§ **EXERCISE BRIEF**
Nothing in the records may change. Output them all exactly.
********************
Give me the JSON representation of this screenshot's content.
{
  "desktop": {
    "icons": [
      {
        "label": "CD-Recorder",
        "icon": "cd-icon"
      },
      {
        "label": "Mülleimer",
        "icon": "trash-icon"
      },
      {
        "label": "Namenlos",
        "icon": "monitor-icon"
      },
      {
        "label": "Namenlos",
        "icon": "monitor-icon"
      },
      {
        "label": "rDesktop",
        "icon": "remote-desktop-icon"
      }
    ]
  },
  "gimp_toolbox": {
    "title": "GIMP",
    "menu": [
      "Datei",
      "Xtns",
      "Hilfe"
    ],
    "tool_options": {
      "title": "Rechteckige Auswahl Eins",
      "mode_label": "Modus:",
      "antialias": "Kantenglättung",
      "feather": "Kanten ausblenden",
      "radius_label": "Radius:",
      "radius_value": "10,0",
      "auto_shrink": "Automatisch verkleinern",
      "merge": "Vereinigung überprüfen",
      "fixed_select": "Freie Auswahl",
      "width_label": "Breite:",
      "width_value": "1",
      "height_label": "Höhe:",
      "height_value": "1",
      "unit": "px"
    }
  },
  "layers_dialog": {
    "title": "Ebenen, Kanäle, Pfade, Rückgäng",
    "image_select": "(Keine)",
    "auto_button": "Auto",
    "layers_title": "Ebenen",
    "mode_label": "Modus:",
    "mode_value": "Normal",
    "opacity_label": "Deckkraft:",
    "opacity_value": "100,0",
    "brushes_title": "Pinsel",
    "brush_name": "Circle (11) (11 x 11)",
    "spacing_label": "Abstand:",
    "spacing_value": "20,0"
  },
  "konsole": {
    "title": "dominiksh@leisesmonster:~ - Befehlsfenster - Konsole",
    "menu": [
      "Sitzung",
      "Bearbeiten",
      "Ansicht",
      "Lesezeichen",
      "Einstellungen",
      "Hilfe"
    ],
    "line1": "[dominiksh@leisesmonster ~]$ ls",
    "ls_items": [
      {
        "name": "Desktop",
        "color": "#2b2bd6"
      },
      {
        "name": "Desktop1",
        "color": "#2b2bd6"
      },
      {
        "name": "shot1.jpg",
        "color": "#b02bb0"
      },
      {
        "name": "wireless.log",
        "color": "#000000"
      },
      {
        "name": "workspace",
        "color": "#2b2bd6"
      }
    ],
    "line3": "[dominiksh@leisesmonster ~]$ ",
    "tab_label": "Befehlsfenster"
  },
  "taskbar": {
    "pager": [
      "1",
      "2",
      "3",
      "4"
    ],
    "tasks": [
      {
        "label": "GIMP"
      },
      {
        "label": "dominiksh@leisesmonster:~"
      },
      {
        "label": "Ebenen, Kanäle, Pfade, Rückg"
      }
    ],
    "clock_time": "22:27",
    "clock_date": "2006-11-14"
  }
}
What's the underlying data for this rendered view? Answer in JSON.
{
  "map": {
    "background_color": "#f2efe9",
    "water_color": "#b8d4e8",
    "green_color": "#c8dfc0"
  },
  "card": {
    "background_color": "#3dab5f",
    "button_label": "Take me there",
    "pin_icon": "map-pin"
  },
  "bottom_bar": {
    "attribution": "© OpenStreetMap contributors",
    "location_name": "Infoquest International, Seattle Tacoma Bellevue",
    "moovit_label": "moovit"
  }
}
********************
§ **COMPLETED TASK**
Give me the JSON representation of this screenshot's content.
{
  "desktop": {
    "icons": [
      {
        "label": "CD-Recorder",
        "icon": "cd-icon"
      },
      {
        "label": "Mülleimer",
        "icon": "trash-icon"
      },
      {
        "label": "Namenlos",
        "icon": "monitor-icon"
      },
      {
        "label": "Namenlos",
        "icon": "monitor-icon"
      },
      {
        "label": "rDesktop",
        "icon": "remote-desktop-icon"
      }
    ]
  },
  "gimp_toolbox": {
    "title": "GIMP",
    "menu": [
      "Datei",
      "Xtns",
      "Hilfe"
    ],
    "tool_options": {
      "title": "Rechteckige Auswahl Eins",
      "mode_label": "Modus:",
      "antialias": "Kantenglättung",
      "feather": "Kanten ausblenden",
      "radius_label": "Radius:",
      "radius_value": "10,0",
      "auto_shrink": "Automatisch verkleinern",
      "merge": "Vereinigung überprüfen",
      "fixed_select": "Freie Auswahl",
      "width_label": "Breite:",
      "width_value": "1",
      "height_label": "Höhe:",
      "height_value": "1",
      "unit": "px"
    }
  },
  "layers_dialog": {
    "title": "Ebenen, Kanäle, Pfade, Rückgäng",
    "image_select": "(Keine)",
    "auto_button": "Auto",
    "layers_title": "Ebenen",
    "mode_label": "Modus:",
    "mode_value": "Normal",
    "opacity_label": "Deckkraft:",
    "opacity_value": "100,0",
    "brushes_title": "Pinsel",
    "brush_name": "Circle (11) (11 x 11)",
    "spacing_label": "Abstand:",
    "spacing_value": "20,0"
  },
  "konsole": {
    "title": "dominiksh@leisesmonster:~ - Befehlsfenster - Konsole",
    "menu": [
      "Sitzung",
      "Bearbeiten",
      "Ansicht",
      "Lesezeichen",
      "Einstellungen",
      "Hilfe"
    ],
    "line1": "[dominiksh@leisesmonster ~]$ ls",
    "ls_items": [
      {
        "name": "Desktop",
        "color": "#2b2bd6"
      },
      {
        "name": "Desktop1",
        "color": "#2b2bd6"
      },
      {
        "name": "shot1.jpg",
        "color": "#b02bb0"
      },
      {
        "name": "wireless.log",
        "color": "#000000"
      },
      {
        "name": "workspace",
        "color": "#2b2bd6"
      }
    ],
    "line3": "[dominiksh@leisesmonster ~]$ ",
    "tab_label": "Befehlsfenster"
  },
  "taskbar": {
    "pager": [
      "1",
      "2",
      "3",
      "4"
    ],
    "tasks": [
      {
        "label": "GIMP"
      },
      {
        "label": "dominiksh@leisesmonster:~"
      },
      {
        "label": "Ebenen, Kanäle, Pfade, Rückg"
      }
    ],
    "clock_time": "22:27",
    "clock_date": "2006-11-14"
  }
}
What's the underlying data for this rendered view? Answer in JSON.
{
  "map": {
    "background_color": "#f2efe9",
    "water_color": "#b8d4e8",
    "green_color": "#c8dfc0"
  },
  "card": {
    "background_color": "#3dab5f",
    "button_label": "Take me there",
    "pin_icon": "map-pin"
  },
  "bottom_bar": {
    "attribution": "© OpenStreetMap contributors",
    "location_name": "Infoquest International, Seattle Tacoma Bellevue",
    "moovit_label": "moovit"
  }
}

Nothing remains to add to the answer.